The next best action to take, if running isn’t a possibility, is to hide. The FBI video shows men inside a restaurant hiding behind the bar because running would cause the shooter to see them.


And then if an encounter with the shooter becomes unavoidable and it isn’t possible to run or hide, experts suggest to fight. According to Officer Petterson, the fight step is the hardest to train because people have to give themselves (and their children) consent to be violent and harm others if needed to protect themselves, in a world that constantly promotes kindness to others.


“Don’t just sit there!” Petterson reiterated. “It is ok for you to do something. It is ok for you or several of you to hurt someone. It is ok to throw a book at their face or a chair. Do it and do it mean! A 225-pound man can’t hold a house cat if that house cat doesn’t want to be held.”


He also stressed to the crowd the importance of having a family password. Every family should have a special word to use to signal danger to their family members.


At the end of the presentation the police chief and training officer fielded questions from the audience and took time to talk with people individually. One question regarding a possible local scenario dealt with actions to take, for example, if someone starts shooting outside a public place, such as Woodland Park’s Memorial Park.


The police chief said that running and getting as far away from the shooter is the best option. Officer Petterson said that although shootings mostly happen indoors, so the shooter can trap people inside, the best action is to move to a place that is more solid than a trash can, and that can provide cover like a vehicle.

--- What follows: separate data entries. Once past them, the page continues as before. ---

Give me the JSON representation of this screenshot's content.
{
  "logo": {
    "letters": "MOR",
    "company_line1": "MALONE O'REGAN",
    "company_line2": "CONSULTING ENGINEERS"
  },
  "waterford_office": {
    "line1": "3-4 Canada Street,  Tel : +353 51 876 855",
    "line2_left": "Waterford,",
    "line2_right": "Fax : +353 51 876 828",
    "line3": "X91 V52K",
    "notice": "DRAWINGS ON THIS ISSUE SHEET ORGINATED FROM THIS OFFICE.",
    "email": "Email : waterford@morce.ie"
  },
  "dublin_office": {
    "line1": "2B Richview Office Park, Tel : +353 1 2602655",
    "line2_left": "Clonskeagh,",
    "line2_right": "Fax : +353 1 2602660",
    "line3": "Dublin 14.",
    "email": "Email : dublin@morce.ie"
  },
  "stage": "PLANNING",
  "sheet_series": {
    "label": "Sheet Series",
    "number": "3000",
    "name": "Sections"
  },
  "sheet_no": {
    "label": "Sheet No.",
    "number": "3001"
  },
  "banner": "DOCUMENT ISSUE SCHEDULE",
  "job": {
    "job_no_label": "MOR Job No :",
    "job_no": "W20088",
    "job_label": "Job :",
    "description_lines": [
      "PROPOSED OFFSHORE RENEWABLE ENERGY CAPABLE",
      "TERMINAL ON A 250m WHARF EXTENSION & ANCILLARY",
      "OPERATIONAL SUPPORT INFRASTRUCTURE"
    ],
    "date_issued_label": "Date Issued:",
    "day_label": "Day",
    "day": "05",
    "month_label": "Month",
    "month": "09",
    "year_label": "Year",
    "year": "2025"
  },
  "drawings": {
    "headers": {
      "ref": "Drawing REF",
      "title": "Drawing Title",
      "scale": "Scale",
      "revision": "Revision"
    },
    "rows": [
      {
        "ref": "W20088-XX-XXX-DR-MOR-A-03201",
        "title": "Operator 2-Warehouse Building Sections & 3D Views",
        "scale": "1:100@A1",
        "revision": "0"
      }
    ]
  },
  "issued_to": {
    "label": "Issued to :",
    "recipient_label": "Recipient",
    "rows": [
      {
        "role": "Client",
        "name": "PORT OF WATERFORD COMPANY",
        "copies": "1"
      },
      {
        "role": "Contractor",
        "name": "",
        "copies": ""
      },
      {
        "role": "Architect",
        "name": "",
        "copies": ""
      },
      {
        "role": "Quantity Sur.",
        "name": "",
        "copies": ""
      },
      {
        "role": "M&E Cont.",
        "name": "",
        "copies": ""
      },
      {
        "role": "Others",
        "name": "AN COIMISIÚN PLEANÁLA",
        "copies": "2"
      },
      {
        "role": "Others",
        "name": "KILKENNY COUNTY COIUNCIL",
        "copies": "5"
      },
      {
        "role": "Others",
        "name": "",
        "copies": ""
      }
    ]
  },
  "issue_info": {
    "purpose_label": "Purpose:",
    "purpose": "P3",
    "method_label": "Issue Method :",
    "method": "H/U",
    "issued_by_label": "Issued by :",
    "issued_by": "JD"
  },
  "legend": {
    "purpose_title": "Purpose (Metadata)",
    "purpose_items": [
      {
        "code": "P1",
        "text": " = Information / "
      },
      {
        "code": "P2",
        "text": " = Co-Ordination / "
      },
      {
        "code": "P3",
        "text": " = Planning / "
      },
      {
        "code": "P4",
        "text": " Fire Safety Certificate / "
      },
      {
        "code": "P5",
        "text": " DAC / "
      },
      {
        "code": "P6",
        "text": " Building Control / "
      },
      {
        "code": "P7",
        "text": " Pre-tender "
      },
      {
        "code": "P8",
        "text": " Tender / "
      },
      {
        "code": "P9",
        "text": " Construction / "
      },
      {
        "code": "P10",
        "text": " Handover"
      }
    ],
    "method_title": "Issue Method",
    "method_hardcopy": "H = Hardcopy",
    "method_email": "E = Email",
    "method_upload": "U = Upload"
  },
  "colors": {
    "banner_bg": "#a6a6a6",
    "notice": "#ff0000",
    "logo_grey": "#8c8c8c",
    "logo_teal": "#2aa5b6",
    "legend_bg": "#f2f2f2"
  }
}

Overall, the chief reiterated the fact that it is best to call the police if anything looks suspicious before a shooting breaks out. If shots do get fired, then get as far away as possible, then call or text “911.”